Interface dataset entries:
==========
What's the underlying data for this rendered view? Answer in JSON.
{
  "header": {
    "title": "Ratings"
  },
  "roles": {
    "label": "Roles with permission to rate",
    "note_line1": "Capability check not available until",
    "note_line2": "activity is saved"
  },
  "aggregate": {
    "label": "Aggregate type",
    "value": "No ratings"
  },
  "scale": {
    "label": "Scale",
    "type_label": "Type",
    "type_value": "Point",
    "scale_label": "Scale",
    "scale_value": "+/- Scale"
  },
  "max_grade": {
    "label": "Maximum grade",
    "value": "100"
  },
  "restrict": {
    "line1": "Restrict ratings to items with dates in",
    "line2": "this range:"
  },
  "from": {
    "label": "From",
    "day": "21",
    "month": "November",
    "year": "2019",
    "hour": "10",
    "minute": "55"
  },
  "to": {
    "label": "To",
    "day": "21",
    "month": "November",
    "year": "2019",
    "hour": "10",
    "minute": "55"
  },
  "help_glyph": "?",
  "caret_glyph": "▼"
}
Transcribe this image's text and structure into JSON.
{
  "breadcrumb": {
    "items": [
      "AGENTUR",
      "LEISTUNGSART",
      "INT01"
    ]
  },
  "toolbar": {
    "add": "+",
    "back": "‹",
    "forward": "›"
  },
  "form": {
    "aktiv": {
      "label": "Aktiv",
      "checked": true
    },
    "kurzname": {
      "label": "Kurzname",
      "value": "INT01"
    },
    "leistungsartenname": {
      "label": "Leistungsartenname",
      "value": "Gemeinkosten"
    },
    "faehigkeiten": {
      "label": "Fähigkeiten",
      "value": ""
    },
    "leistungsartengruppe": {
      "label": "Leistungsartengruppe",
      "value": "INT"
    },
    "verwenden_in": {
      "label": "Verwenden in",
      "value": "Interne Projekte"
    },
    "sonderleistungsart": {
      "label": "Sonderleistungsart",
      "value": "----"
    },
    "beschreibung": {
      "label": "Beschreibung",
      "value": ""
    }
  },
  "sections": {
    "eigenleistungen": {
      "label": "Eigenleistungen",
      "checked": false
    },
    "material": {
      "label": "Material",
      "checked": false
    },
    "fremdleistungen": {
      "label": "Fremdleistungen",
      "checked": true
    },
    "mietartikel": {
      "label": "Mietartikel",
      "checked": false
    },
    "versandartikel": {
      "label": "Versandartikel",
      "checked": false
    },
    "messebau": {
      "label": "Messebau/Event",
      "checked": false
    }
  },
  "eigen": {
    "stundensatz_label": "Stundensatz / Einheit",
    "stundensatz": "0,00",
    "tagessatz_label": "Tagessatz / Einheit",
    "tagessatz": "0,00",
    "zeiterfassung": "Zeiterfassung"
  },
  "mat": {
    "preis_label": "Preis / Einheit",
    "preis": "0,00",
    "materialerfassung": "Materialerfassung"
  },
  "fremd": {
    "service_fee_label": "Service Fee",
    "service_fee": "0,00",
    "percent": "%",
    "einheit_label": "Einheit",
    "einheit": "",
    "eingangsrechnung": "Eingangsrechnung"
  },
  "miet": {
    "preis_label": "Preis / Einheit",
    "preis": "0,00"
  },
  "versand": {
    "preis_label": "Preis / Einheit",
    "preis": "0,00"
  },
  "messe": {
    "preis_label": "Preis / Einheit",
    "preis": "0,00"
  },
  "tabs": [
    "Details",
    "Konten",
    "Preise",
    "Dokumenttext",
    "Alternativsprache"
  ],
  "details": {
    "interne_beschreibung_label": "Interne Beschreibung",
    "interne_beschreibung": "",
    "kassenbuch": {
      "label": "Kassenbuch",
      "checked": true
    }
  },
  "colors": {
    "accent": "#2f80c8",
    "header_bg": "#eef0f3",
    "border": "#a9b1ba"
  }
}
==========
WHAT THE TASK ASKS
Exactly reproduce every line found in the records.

FINISHED EXERCISE
What's the underlying data for this rendered view? Answer in JSON.
{
  "header": {
    "title": "Ratings"
  },
  "roles": {
    "label": "Roles with permission to rate",
    "note_line1": "Capability check not available until",
    "note_line2": "activity is saved"
  },
  "aggregate": {
    "label": "Aggregate type",
    "value": "No ratings"
  },
  "scale": {
    "label": "Scale",
    "type_label": "Type",
    "type_value": "Point",
    "scale_label": "Scale",
    "scale_value": "+/- Scale"
  },
  "max_grade": {
    "label": "Maximum grade",
    "value": "100"
  },
  "restrict": {
    "line1": "Restrict ratings to items with dates in",
    "line2": "this range:"
  },
  "from": {
    "label": "From",
    "day": "21",
    "month": "November",
    "year": "2019",
    "hour": "10",
    "minute": "55"
  },
  "to": {
    "label": "To",
    "day": "21",
    "month": "November",
    "year": "2019",
    "hour": "10",
    "minute": "55"
  },
  "help_glyph": "?",
  "caret_glyph": "▼"
}
Transcribe this image's text and structure into JSON.
{
  "breadcrumb": {
    "items": [
      "AGENTUR",
      "LEISTUNGSART",
      "INT01"
    ]
  },
  "toolbar": {
    "add": "+",
    "back": "‹",
    "forward": "›"
  },
  "form": {
    "aktiv": {
      "label": "Aktiv",
      "checked": true
    },
    "kurzname": {
      "label": "Kurzname",
      "value": "INT01"
    },
    "leistungsartenname": {
      "label": "Leistungsartenname",
      "value": "Gemeinkosten"
    },
    "faehigkeiten": {
      "label": "Fähigkeiten",
      "value": ""
    },
    "leistungsartengruppe": {
      "label": "Leistungsartengruppe",
      "value": "INT"
    },
    "verwenden_in": {
      "label": "Verwenden in",
      "value": "Interne Projekte"
    },
    "sonderleistungsart": {
      "label": "Sonderleistungsart",
      "value": "----"
    },
    "beschreibung": {
      "label": "Beschreibung",
      "value": ""
    }
  },
  "sections": {
    "eigenleistungen": {
      "label": "Eigenleistungen",
      "checked": false
    },
    "material": {
      "label": "Material",
      "checked": false
    },
    "fremdleistungen": {
      "label": "Fremdleistungen",
      "checked": true
    },
    "mietartikel": {
      "label": "Mietartikel",
      "checked": false
    },
    "versandartikel": {
      "label": "Versandartikel",
      "checked": false
    },
    "messebau": {
      "label": "Messebau/Event",
      "checked": false
    }
  },
  "eigen": {
    "stundensatz_label": "Stundensatz / Einheit",
    "stundensatz": "0,00",
    "tagessatz_label": "Tagessatz / Einheit",
    "tagessatz": "0,00",
    "zeiterfassung": "Zeiterfassung"
  },
  "mat": {
    "preis_label": "Preis / Einheit",
    "preis": "0,00",
    "materialerfassung": "Materialerfassung"
  },
  "fremd": {
    "service_fee_label": "Service Fee",
    "service_fee": "0,00",
    "percent": "%",
    "einheit_label": "Einheit",
    "einheit": "",
    "eingangsrechnung": "Eingangsrechnung"
  },
  "miet": {
    "preis_label": "Preis / Einheit",
    "preis": "0,00"
  },
  "versand": {
    "preis_label": "Preis / Einheit",
    "preis": "0,00"
  },
  "messe": {
    "preis_label": "Preis / Einheit",
    "preis": "0,00"
  },
  "tabs": [
    "Details",
    "Konten",
    "Preise",
    "Dokumenttext",
    "Alternativsprache"
  ],
  "details": {
    "interne_beschreibung_label": "Interne Beschreibung",
    "interne_beschreibung": "",
    "kassenbuch": {
      "label": "Kassenbuch",
      "checked": true
    }
  },
  "colors": {
    "accent": "#2f80c8",
    "header_bg": "#eef0f3",
    "border": "#a9b1ba"
  }
}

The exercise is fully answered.